With due reason, the archetypal setting for the Lenten season is the desert. The arid desolate land that purges us from the attachment to the comfortable life of sin, which goes no further than self-satisfaction. What about Gardens? As much as our senses and inclination to comfort may need some desert time for detachment, so too might our intellect and will need some time spent in the Gardens for conversion. Let us explain.
The Old Testament line that inaugurates Lent for most is: “Remember you are dust and unto dust, you shall return.” (Genesis 3:19) These words are spoken in a Garden, Eden. In this Garden, through an act of disobedience, Adam and Eve turned from God. This is followed by what Bl.John Henry Newman wittingly describes as “The original excuse.” (Cf., Bl. John Henry Newman, Oxford University Sermons, Sermon 8) First Adam points to Eve saying, “The woman whom you put here with me—she gave me fruit from the tree,” and then Eve places the onus on the serpent, saying, “the snake tricked me, so I ate it.” (Genesis 3,12-13) In another other Garden, Gethsemane, we witness a supreme act of obedience to the Father.
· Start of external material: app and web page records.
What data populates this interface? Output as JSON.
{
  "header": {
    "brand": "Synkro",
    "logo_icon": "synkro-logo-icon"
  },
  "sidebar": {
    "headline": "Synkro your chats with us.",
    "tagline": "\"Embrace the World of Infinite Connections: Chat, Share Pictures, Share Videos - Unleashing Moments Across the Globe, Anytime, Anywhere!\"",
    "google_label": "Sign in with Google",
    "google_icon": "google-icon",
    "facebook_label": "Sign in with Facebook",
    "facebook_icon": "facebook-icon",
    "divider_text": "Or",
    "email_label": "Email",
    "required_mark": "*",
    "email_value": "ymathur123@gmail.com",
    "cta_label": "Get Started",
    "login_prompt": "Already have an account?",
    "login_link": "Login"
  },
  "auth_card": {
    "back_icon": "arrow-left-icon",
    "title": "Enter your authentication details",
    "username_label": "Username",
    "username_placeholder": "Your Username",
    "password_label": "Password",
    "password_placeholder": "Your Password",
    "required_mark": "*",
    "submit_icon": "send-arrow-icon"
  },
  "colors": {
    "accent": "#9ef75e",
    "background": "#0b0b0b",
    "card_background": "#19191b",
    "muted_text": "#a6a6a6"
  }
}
Jesus speaks to His Father with child-like simplicity: “Father, if Thou art willing, remove this cup from Me: nevertheless, not My will, but Thine, be done.” (Mt 26,42) In this Garden, however, He makes Himself the excuse for everyone else. The Garden of Eden is where life is
springing forth on all sides, but selfishness leads to death. In Gethsemane, death is all-encompassing, but in this garden, selflessness leads to life.
His soul was sad to the point of death. He felt within His soul a sadness that was deep enough to cause the feeling of death. The Greek adjective περίλυπος (perilypos: from peri‐ around + lypé sorrow, grief) means properly, around‐sorrowful, that is, sorrowful (Read More)